EXERCISE DIRECTIONS -> Find every line below with the string "title" and pick it out.

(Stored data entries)
####

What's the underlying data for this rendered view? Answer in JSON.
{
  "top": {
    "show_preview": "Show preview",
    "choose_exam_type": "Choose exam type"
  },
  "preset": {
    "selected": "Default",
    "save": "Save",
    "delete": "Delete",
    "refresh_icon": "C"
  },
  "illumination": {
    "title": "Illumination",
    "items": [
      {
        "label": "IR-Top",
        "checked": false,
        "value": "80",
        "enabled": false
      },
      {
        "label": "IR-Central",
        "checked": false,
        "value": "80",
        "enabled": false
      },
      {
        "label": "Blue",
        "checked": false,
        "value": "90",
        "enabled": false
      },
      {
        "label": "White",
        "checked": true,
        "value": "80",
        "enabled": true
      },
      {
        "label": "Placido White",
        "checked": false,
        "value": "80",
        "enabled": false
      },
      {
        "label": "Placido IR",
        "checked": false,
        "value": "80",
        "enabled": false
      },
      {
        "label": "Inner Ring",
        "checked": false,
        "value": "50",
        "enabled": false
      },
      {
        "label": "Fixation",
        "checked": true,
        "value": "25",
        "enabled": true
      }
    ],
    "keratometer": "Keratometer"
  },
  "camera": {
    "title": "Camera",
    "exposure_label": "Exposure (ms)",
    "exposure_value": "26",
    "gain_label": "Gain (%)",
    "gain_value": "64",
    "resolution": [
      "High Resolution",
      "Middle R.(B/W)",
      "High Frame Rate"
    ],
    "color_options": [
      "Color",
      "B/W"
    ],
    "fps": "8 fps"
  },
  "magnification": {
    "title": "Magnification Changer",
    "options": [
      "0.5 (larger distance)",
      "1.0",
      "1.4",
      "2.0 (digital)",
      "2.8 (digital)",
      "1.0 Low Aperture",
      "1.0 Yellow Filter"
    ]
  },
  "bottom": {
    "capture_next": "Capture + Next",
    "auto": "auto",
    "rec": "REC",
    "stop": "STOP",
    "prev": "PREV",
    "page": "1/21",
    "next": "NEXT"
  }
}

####

EXERCISE OUTPUT ->
    "title": "Illumination",
    "title": "Camera",
    "title": "Magnification Changer",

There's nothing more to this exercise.